Changes in higher order scenarios are automatically passed downward to their 'children' for the parameters that are linked. Consider, for example, having a base scenario with several variants each with different pump curves. To change, say, the size of the pump discharge line on all variants, the Base can is selected, the change made and automatically passed to the 'children', both saving time and ensuring the variants remain synchronized in their common attributes.
|A tabular display of calculated results, the Output window is organized into General, Pipes and Junctions sections, which can be displayed all at once or individually. In addition to general information regarding the model and analysis, the General Section provides tabs with specifically formatted output for valves, pumps and other specialized system components as well as a summary of when various events occurred. The Pipes section displays initial steady-state data, transient max/min by pipe and transient output data for each pipe segment at each time step. The Junctions section provides summary output for all junctions along with tabs for each type of junction present in the model and transient junction data for each time step. Design alerts may be specified that will automatically highlight output values outside of the specified range for flow, pressure or velocity.
Output format, units and which items are displayed in the output are readily selected through Output Control, and may be changed without requiring re-running the analysis. Output Window results may be exported to a file for incorporation into post processing calculations, such as forces exerted on pipe supports.
|Graphs of a wide variety of output data may be readily generated using Graph Results. Flows, pressures, velocities, and more, may be plotted vs. time. Both instaneous flow and integrated flow plots are supported. Graph formatting may be customized by the user.

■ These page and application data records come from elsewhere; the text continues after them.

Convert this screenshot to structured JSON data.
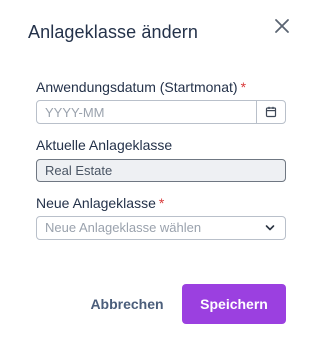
{
  "dialog": {
    "title": "Anlageklasse ändern"
  },
  "fields": {
    "start_date": {
      "label": "Anwendungsdatum (Startmonat)",
      "required_marker": "*",
      "placeholder": "YYYY-MM",
      "value": ""
    },
    "current_class": {
      "label": "Aktuelle Anlageklasse",
      "value": "Real Estate"
    },
    "new_class": {
      "label": "Neue Anlageklasse",
      "required_marker": "*",
      "placeholder": "Neue Anlageklasse wählen"
    }
  },
  "actions": {
    "cancel_label": "Abbrechen",
    "save_label": "Speichern"
  },
  "icons": {
    "close": "close-icon",
    "calendar": "calendar-icon",
    "dropdown": "chevron-down-icon"
  },
  "colors": {
    "primary": "#9b40e0",
    "required": "#d93a3a",
    "title": "#24324a",
    "cancel_text": "#4b5e7b",
    "readonly_bg": "#eef0f3"
  }
}
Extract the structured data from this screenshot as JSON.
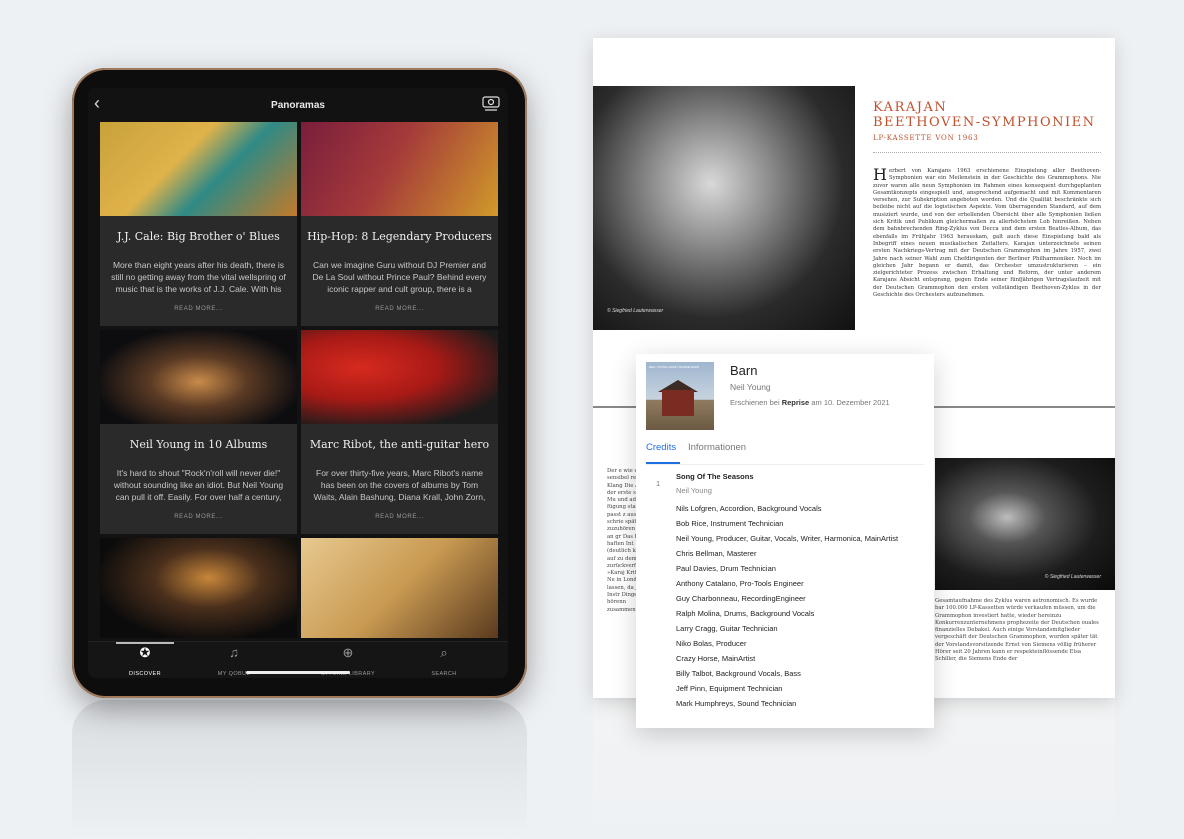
{
  "tablet": {
    "header_title": "Panoramas",
    "cards": [
      {
        "title": "J.J. Cale: Big Brother o' Blues",
        "desc": "More than eight years after his death, there is still no getting away from the vital wellspring of music that is the works of J.J. Cale. With his",
        "more": "READ MORE..."
      },
      {
        "title": "Hip-Hop: 8 Legendary Producers",
        "desc": "Can we imagine Guru without DJ Premier and De La Soul without Prince Paul? Behind every iconic rapper and cult group, there is a visionary",
        "more": "READ MORE..."
      },
      {
        "title": "Neil Young in 10 Albums",
        "desc": "It's hard to shout \"Rock'n'roll will never die!\" without sounding like an idiot. But Neil Young can pull it off. Easily. For over half a century, the",
        "more": "READ MORE..."
      },
      {
        "title": "Marc Ribot, the anti-guitar hero",
        "desc": "For over thirty-five years, Marc Ribot's name has been on the covers of albums by Tom Waits, Alain Bashung, Diana Krall, John Zorn, Robert",
        "more": "READ MORE..."
      }
    ],
    "nav": [
      {
        "label": "DISCOVER"
      },
      {
        "label": "MY QOBUZ"
      },
      {
        "label": "OFFLINE LIBRARY"
      },
      {
        "label": "SEARCH"
      }
    ]
  },
  "booklet": {
    "title_line1": "KARAJAN",
    "title_line2": "BEETHOVEN-SYMPHONIEN",
    "subtitle": "LP-KASSETTE VON 1963",
    "photo_credit": "© Siegfried Lauterwasser",
    "photo_credit_2": "© Siegfried Lauterwasser",
    "dropcap": "H",
    "body": "erbert von Karajans 1963 erschienene Einspielung aller Beethoven-Symphonien war ein Meilenstein in der Geschichte des Grammophons. Nie zuvor waren alle neun Symphonien im Rahmen eines konsequent durchgeplanten Gesamtkonzepts eingespielt und, ansprechend aufgemacht und mit Kommentaren versehen, zur Subskription angeboten worden. Und die Qualität beschränkte sich beileibe nicht auf die logistischen Aspekte. Vom überragenden Standard, auf dem musiziert wurde, und von der erhellenden Übersicht über alle Symphonien ließen sich Kritik und Publikum gleichermaßen zu allerhöchstem Lob hinreißen. Neben dem bahnbrechenden Ring-Zyklus von Decca und dem ersten Beatles-Album, das ebenfalls im Frühjahr 1963 herauskam, galt auch diese Einspielung bald als Inbegriff eines neuen musikalischen Zeitalters. Karajan unterzeichnete seinen ersten Nachkriegs-Vertrag mit der Deutschen Grammophon im Jahre 1957, zwei Jahre nach seiner Wahl zum Chefdirigenten der Berliner Philharmoniker. Noch im gleichen Jahr begann er damit, das Orchester umzustrukturieren – ein zielgerichteter Prozess zwischen Erhaltung und Reform, der unter anderem Karajans Absicht entsprang, gegen Ende seiner fünfjährigen Vertragslaufzeit mit der Deutschen Grammophon den ersten vollständigen Beethoven-Zyklus in der Geschichte des Orchesters aufzunehmen.",
    "lower_left": "Der e wie einer sensibel re das Klang Die Au In der erste seinen Mu und adäqu fügung sta und passt z aus, schrie später der zuzuhören Arbeit an gr Das Er haften Int (deutlich k kann auf zu dem zurückverf bei »Karaj Kritiker Ne in London lassen, da jeder Instr Dinge hörenn zusammen",
    "lower_right": "Gesamtaufnahme des Zyklus waren astronomisch. Es wurde bar 100.000 LP-Kassetten würde verkaufen müssen, um die Grammophon investiert hatte, wieder hereinzu Konkurrenzunternehmens prophezeite der Deutschen ouales finanzielles Debakel. Auch einige Vorstandsmitglieder vergeschäft der Deutschen Grammophon, wurden später tät der Vorstandsvorsitzende Ernst von Siemens völlig früherer Hörer seit 20 Jahren kann er respekteinflössende Elsa Schiller, die Siemens Ende der"
  },
  "album": {
    "title": "Barn",
    "artist": "Neil Young",
    "release_prefix": "Erschienen bei",
    "label": "Reprise",
    "release_suffix": "am 10. Dezember 2021",
    "cover_text": "NEIL YOUNG CRAZY HORSE BARN",
    "tab_credits": "Credits",
    "tab_info": "Informationen",
    "track_number": "1",
    "track_title": "Song Of The Seasons",
    "track_artist": "Neil Young",
    "credits": [
      "Nils Lofgren, Accordion, Background Vocals",
      "Bob Rice, Instrument Technician",
      "Neil Young, Producer, Guitar, Vocals, Writer, Harmonica, MainArtist",
      "Chris Bellman, Masterer",
      "Paul Davies, Drum Technician",
      "Anthony Catalano, Pro-Tools Engineer",
      "Guy Charbonneau, RecordingEngineer",
      "Ralph Molina, Drums, Background Vocals",
      "Larry Cragg, Guitar Technician",
      "Niko Bolas, Producer",
      "Crazy Horse, MainArtist",
      "Billy Talbot, Background Vocals, Bass",
      "Jeff Pinn, Equipment Technician",
      "Mark Humphreys, Sound Technician"
    ]
  },
  "colors": {
    "accent_blue": "#1f6fe0",
    "booklet_red": "#c0502e",
    "tablet_frame": "#a07a5a"
  }
}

Animated graphs dynamically display results (pressure, flow, velocity, etc.) vs time for one or multiple flow paths providing valuable insight into the dynamic response of your piping system.
|Fluids may be chosen from the standard AFT Fathom database of 9 fluids, user specified or from the optional Chempak Property Database add-in. With the Chempak add-in almost 700 fluids are available as well as the ability to assemble non-reacting mixtures. Non-Newtonian fluid modeling is supported using Bingham Plastic, Power Law and paper stock viscosity models.

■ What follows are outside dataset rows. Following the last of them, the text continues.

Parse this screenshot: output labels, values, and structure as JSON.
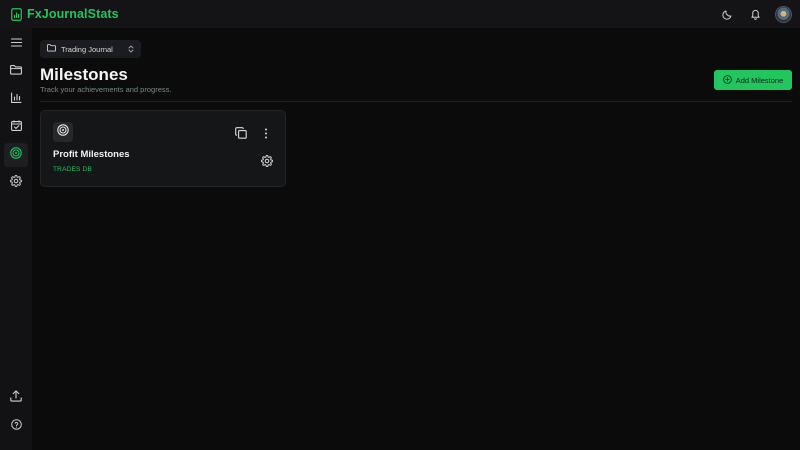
{
  "app": {
    "name": "FxJournalStats"
  },
  "topbar": {
    "icons": [
      "theme-toggle-icon",
      "bell-icon",
      "avatar"
    ]
  },
  "sidebar": {
    "items": [
      {
        "icon": "menu-icon"
      },
      {
        "icon": "folder-icon"
      },
      {
        "icon": "bar-chart-icon"
      },
      {
        "icon": "calendar-check-icon"
      },
      {
        "icon": "target-icon",
        "active": true
      },
      {
        "icon": "settings-icon"
      }
    ],
    "bottom_items": [
      {
        "icon": "upload-icon"
      },
      {
        "icon": "help-icon"
      }
    ]
  },
  "main": {
    "journal_selector": "Trading Journal",
    "title": "Milestones",
    "subtitle": "Track your achievements and progress.",
    "add_button": "Add Milestone"
  },
  "cards": [
    {
      "title": "Profit Milestones",
      "source": "TRADES DB"
    }
  ],
  "colors": {
    "accent": "#22c55e",
    "background": "#0b0b0c",
    "panel": "#151618"
  }
}
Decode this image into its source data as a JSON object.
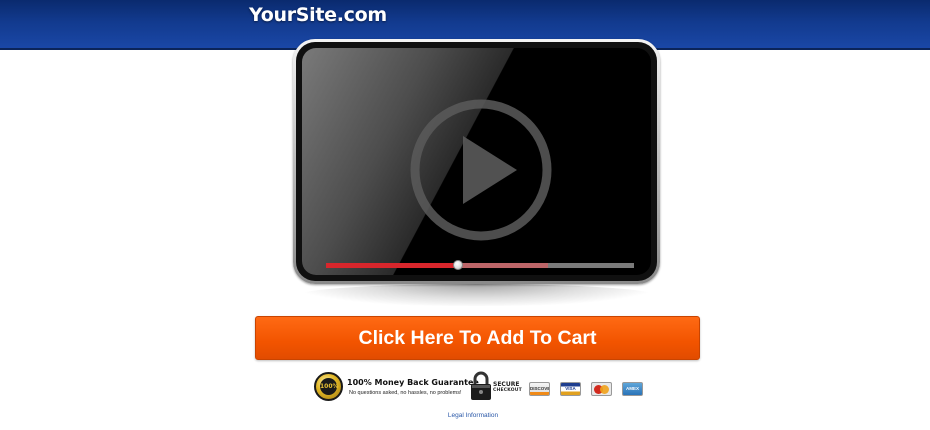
{
  "header": {
    "site_title": "YourSite.com",
    "bg_color": "#123a8e"
  },
  "video": {
    "played_fraction": 0.43,
    "buffered_fraction": 0.72,
    "progress_color": "#d8262c",
    "play_icon": "play-icon"
  },
  "cta": {
    "label": "Click Here To Add To Cart",
    "color": "#f25400"
  },
  "trust": {
    "seal_text": "100%",
    "guarantee_title": "100% Money Back Guarantee",
    "guarantee_subtitle": "No questions asked, no hassles, no problems!",
    "secure_line1": "SECURE",
    "secure_line2": "CHECKOUT",
    "cards": [
      {
        "name": "discover-card-icon",
        "label": "DISCOVER"
      },
      {
        "name": "visa-card-icon",
        "label": "VISA"
      },
      {
        "name": "mastercard-card-icon",
        "label": ""
      },
      {
        "name": "amex-card-icon",
        "label": "AMEX"
      }
    ]
  },
  "footer": {
    "legal_link": "Legal Information"
  }
}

|AFT Impulse provides extensive customization features including:
- Workspace appearance (colors, line widths, fonts, junction sizes and appearance, location of pipe numbers and names, notation and more are all user selectable.

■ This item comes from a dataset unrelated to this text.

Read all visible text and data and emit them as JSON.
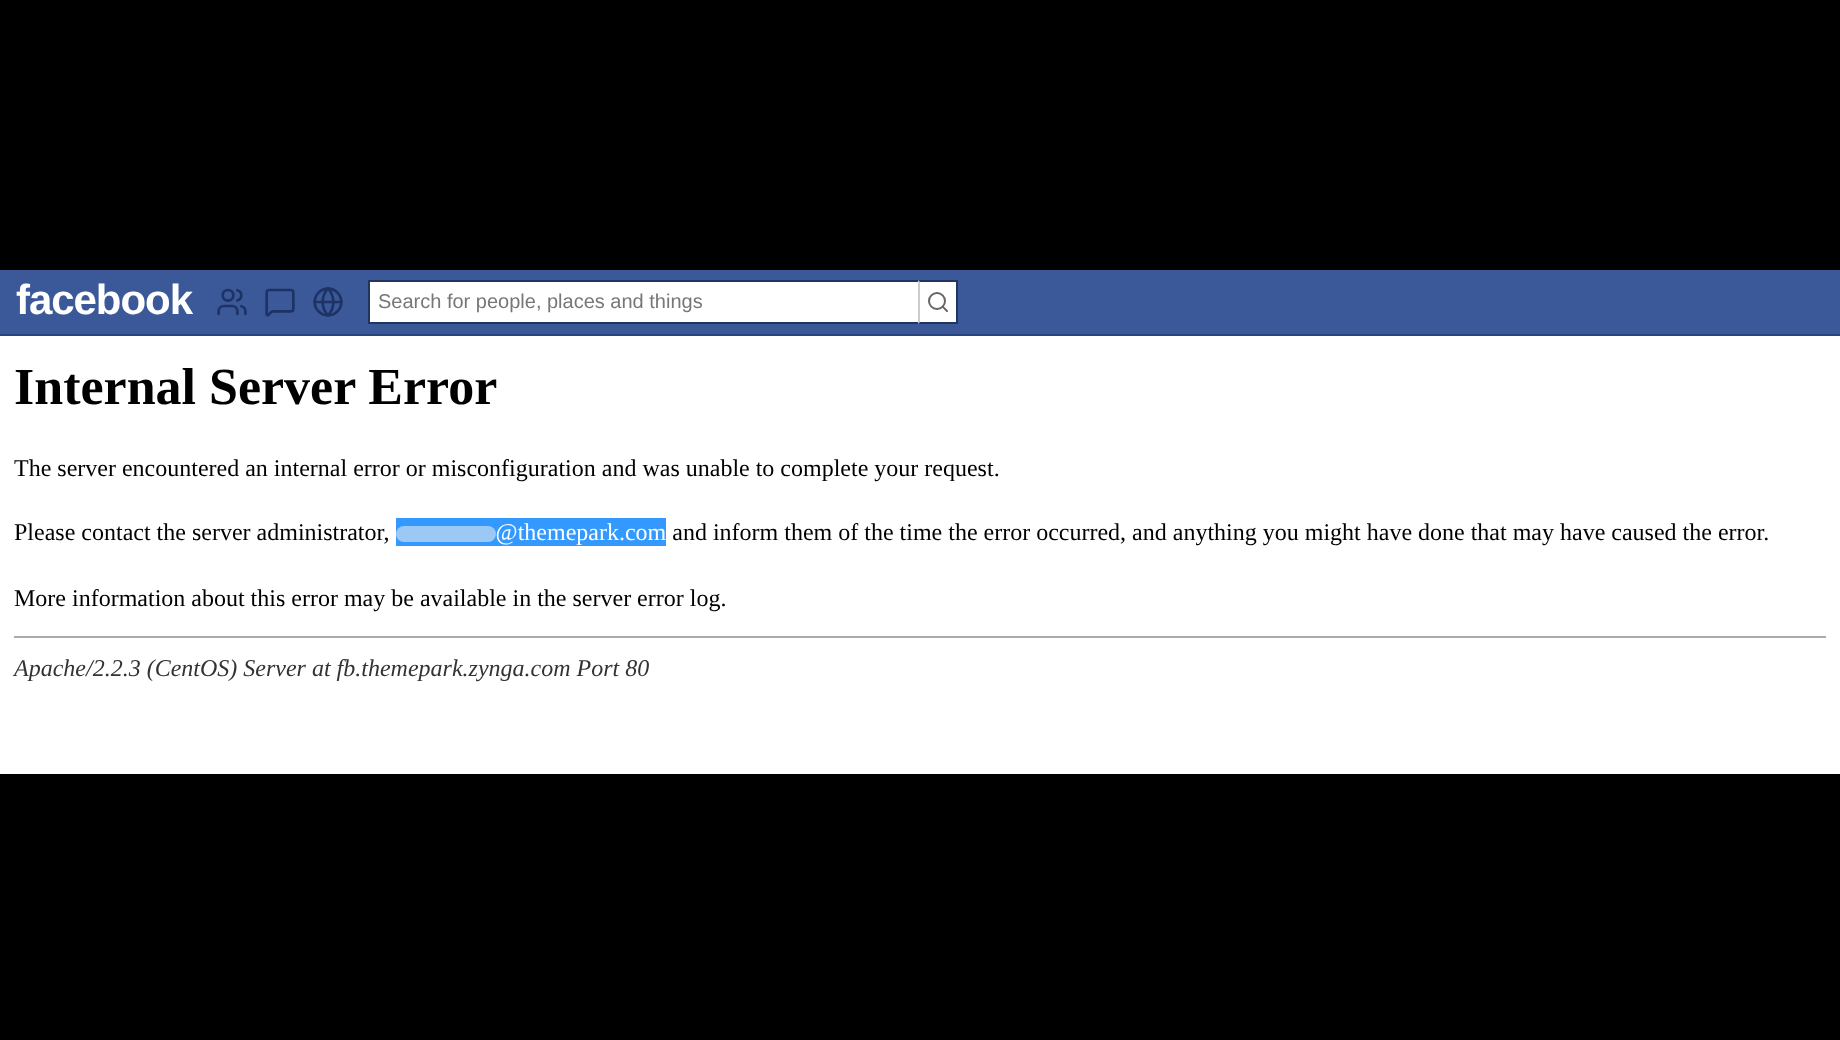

- Fluid, Component, Material and Insulation Databases - AFT Impulse comes standard with a database of 9 fluids and engineering data for eight commonly used piping and tubing materials ranging from steel to cast iron, copper and PVC pipe. Additional fluids and pipe materials may be readily added to these standard databases along with and type of component modeled as a junction. Specified a pump that you will use again? Click on 'Add Component to Database' and it's readily available from a drop down list. In fact, you can easily compile catalogs of pumps, valves, heat exchangers...virtually any kind of piping component to be quickly and easily selected within AFT Fathom. Better yet, database files can be shared either by copying between stand alone computers or across a network. Selecting which databases are used in a particular model, creating new databases and modifying existing ones is easily handled through the Database Manager.
|In addition to modeling fittings and valves as junctions, loss values for these components may be directly included in the pipe through Additional Losses. Loss values may be directly specified or you may select from the comprehensive database including data from a variety of standard references for over 500 commonly used fittings and valves.
|Windows 95 and higher or NT 4.0 and higher
64 MB RAM minimum
800x600 display minimum
Stand-alone or network